Over the course of the last four months I have visited six dealerships and driven at least 15 cars, which has been very enlightening for me. I learned a lot about the things that are most important to me in a vehicle as I drove small cars, crossovers, pony cars and trucks, but I also learned a lot about the process of working with dealers and how to interact with them. Here are a few things I learned:
Know what you want before you get to the dealer. It’s so much easier to show up at a dealership and know what car you are interested in and at what price. Look at a dealership’s models online before you go, that way you can head straight to the cars you like and want to see. Salesmen have a horrible reputation for being nasty crooks, and I think that can be totally true sometimes, but taking control from the get go makes it easier on you if you know exactly why you are on that lot.
Explore all of the options within your price range. When I first started the Millennial Motors series I originally imagined I would test drive every single model that falls within the compact car category. There are tons of options to choose from in that segment alone. When I saw the Mazda CX-5 while I was at the dealership looking at the smaller Mazda3 I realized there was a whole world within my ideal budget that I wasn’t looking into at all. I ended up really enjoying my experience driving Subaru crossovers and realized they are really good options for the money—so good that were I actually buying a car I probably would have written off a majority of compacts I had looked at. You might think you want a compact or a specific brand, but narrowing your search too much from the start could cause you to miss the perfect car because you didn’t look a little bit further into what your money can get you.
This process is time consuming. I was at dealerships for covert missions to drive brand new cars and write about them. It took time to explain to salesmen what I wanted, find the precise car I needed to drive and actually get behind the wheel. When I would let them mock up a payment schedule with me the time I was there doubled. Buying a car is a very serious thing, so make sure you have driven all the cars you want and know you have found the one. After that, you have to be willing to spend the time to get the keys. It takes time working out a loan, any trade-in you might have, etc. And salesmen sometimes make it longer than it really has to be:

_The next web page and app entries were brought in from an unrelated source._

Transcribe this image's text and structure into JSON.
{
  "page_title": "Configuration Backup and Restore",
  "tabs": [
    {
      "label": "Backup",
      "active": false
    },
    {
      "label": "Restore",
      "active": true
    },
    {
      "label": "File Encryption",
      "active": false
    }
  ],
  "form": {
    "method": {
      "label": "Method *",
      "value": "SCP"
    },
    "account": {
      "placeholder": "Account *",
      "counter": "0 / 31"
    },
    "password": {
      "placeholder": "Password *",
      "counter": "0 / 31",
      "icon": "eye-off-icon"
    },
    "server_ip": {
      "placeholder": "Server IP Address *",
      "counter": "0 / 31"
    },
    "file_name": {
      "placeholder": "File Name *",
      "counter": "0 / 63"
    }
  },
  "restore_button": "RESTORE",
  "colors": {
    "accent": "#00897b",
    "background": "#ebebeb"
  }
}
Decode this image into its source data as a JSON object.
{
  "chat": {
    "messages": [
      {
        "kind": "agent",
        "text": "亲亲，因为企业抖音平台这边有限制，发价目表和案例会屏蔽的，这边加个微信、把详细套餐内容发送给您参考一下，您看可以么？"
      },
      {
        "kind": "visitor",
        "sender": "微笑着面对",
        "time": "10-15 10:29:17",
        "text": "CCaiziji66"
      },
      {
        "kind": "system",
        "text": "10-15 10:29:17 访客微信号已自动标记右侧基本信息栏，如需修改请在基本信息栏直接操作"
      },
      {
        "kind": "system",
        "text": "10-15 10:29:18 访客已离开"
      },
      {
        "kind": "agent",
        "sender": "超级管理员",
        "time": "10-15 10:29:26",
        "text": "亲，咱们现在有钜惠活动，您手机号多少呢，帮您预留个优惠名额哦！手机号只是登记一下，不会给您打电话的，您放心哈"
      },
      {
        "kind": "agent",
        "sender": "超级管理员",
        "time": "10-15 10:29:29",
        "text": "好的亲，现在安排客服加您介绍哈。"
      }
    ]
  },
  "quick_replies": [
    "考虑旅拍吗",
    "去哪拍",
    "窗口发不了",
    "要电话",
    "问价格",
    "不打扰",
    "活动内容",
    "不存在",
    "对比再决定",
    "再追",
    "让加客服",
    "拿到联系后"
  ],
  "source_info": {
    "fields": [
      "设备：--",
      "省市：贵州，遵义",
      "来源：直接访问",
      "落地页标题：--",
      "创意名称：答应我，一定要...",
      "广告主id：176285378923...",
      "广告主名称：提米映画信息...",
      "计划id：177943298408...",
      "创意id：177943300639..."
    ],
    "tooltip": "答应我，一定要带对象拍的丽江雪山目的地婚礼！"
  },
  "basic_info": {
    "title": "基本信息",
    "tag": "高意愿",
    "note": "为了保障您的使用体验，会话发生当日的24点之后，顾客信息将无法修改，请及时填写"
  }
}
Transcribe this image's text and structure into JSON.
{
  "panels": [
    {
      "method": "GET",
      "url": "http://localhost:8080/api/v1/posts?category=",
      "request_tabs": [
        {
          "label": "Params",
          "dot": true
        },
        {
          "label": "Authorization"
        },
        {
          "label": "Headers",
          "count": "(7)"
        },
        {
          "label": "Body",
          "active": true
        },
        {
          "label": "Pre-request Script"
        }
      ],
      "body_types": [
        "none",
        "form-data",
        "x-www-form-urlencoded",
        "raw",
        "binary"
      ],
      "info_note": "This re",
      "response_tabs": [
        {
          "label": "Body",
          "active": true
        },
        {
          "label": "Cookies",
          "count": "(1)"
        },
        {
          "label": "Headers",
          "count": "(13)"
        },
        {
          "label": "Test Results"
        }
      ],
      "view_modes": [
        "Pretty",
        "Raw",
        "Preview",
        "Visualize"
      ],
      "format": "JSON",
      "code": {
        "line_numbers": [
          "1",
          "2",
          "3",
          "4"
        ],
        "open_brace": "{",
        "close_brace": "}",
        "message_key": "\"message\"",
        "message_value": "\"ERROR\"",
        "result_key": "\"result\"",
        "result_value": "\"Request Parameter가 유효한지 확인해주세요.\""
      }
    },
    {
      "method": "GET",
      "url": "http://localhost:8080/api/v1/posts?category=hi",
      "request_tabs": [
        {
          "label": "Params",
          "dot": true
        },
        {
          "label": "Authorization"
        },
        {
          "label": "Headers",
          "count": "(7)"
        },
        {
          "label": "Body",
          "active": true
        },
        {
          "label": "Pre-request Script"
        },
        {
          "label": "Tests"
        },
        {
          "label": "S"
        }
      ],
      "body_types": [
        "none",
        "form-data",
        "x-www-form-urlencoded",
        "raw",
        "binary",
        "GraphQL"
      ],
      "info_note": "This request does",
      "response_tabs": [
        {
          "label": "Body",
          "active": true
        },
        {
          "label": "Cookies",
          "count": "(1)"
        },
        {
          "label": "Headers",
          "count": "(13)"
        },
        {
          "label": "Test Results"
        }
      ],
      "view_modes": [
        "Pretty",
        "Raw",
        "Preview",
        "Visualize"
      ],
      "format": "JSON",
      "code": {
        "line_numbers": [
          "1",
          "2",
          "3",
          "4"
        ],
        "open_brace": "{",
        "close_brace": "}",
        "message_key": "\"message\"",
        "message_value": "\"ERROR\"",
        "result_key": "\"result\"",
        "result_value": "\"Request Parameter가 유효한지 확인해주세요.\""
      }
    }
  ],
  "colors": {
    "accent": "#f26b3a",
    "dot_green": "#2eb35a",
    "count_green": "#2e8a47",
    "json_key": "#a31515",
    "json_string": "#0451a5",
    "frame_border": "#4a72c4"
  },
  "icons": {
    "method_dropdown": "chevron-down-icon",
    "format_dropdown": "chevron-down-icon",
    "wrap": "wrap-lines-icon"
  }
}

Have a thick skin and stand your ground. When I drove the Ram 1500 Express last week I was excited when my salesman said they don’t work on commission. I thought it meant they would be less pushy. That was only true for the first 30 minutes. After I told them I needed to think about it, the sales manager came over and tried to get me to take the truck home overnight to really see if I liked it. I told him no. He tried to seal the deal by lowering the price a little bit when I said I was worried the payment would be too much. To calm those fears he told me that any Joe Shmoe that “works at Walmart can make this payment.” Then, in the ultimate act of desperation, he asked when I last had my timing belt changed on my car. Mine hasn’t been changed lately, and he made it a point to tell me the cost of a new timing belt would equal the cost of one month’s payment on a brand new car. (The joke is on him—I have a chain that doesn’t need replacing! Sucker.) As a car lover that takes good care of my personal vehicle, it was extremely insulting that he would insinuate that maintaining my dependable, smooth running Honda would ruin me financially. They were really desperate for a sale that day, and I thought his antics were ridiculous. I was tired of being there so long, and some of them really won’t stop trying until you leave the lot.
Consider used, and look private party. The whole point of this series was to look at what the new car market has to offer, but as I went to each lot I had this same thought each and every time: how much money could I save if I bought a two-year-old version of this exact model? When I set the price cap at $25,000 I was thinking about young people that are just getting their first jobs, maybe getting married and moving to new cities. But it always struck me as both irresponsible and unrealistic for someone in their 20s to buy a car this expensive, and then tack on $3,000 in additional tax and fees. I’m certainly not in a place to fork out $28,000, or incur that amount as debt. Finding the exact car you drove on the lot but with a handful of miles and only two years of wear won’t be impossible, and you will save a lot of money. Sometimes you find that car on a used car lot, which means you will still pay taxes on it, but even then you will spend less. Look on websites like Autotrader and Craigslist, consider driving to the next largest city where they might have more options (I bought my car in Phoenix despite being Tucson-based), and take your time. The right car is out there, and it’s just waiting for a loving new owner.